**Element data from apps and pages**
========

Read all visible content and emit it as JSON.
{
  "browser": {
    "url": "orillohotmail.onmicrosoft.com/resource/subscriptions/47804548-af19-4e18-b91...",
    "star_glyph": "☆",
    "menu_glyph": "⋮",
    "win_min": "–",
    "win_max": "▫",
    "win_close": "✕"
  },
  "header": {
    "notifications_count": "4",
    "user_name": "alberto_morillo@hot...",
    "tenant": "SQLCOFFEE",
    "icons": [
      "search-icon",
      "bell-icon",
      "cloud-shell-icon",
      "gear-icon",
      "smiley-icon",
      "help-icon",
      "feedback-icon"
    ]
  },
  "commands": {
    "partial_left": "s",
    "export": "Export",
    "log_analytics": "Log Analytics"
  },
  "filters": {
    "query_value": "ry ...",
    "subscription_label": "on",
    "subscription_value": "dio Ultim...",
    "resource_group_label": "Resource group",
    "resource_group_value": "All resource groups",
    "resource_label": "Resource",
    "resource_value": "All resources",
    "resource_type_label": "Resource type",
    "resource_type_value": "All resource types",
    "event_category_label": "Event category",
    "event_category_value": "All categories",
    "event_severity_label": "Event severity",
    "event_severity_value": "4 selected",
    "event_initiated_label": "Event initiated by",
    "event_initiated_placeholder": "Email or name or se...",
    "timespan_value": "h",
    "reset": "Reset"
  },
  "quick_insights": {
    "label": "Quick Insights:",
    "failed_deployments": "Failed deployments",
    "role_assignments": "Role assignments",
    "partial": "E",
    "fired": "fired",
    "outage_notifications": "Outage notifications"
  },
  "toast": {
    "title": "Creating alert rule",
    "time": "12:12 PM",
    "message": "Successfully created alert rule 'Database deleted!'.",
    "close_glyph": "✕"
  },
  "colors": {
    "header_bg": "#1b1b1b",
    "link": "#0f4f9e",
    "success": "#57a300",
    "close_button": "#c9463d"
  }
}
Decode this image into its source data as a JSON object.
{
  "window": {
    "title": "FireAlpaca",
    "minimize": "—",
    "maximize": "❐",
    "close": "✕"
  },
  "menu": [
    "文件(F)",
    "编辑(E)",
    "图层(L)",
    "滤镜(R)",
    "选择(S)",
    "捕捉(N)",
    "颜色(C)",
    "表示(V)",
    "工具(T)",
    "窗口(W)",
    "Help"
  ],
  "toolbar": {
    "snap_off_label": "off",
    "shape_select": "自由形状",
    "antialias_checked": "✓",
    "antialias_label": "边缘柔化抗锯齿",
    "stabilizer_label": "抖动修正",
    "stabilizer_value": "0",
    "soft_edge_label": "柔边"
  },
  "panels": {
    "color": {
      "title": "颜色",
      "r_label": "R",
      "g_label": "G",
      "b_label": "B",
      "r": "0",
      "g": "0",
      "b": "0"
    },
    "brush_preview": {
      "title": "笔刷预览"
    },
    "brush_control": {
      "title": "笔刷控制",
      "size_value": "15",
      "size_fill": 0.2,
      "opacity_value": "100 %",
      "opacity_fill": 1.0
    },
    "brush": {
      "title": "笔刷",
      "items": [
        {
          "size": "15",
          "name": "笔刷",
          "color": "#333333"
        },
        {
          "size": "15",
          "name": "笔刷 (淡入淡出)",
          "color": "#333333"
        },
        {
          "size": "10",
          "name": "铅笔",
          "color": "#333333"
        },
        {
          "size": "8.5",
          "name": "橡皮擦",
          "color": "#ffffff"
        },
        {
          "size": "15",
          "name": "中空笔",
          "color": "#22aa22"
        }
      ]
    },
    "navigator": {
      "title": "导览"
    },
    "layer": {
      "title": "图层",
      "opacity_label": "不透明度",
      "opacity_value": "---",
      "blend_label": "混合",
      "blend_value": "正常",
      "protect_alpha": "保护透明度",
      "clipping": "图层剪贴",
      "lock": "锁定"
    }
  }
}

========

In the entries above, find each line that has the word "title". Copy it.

    "title": "Creating alert rule",
    "title": "FireAlpaca",
      "title": "颜色",
      "title": "笔刷预览"
      "title": "笔刷控制",
      "title": "笔刷",
      "title": "导览"
      "title": "图层",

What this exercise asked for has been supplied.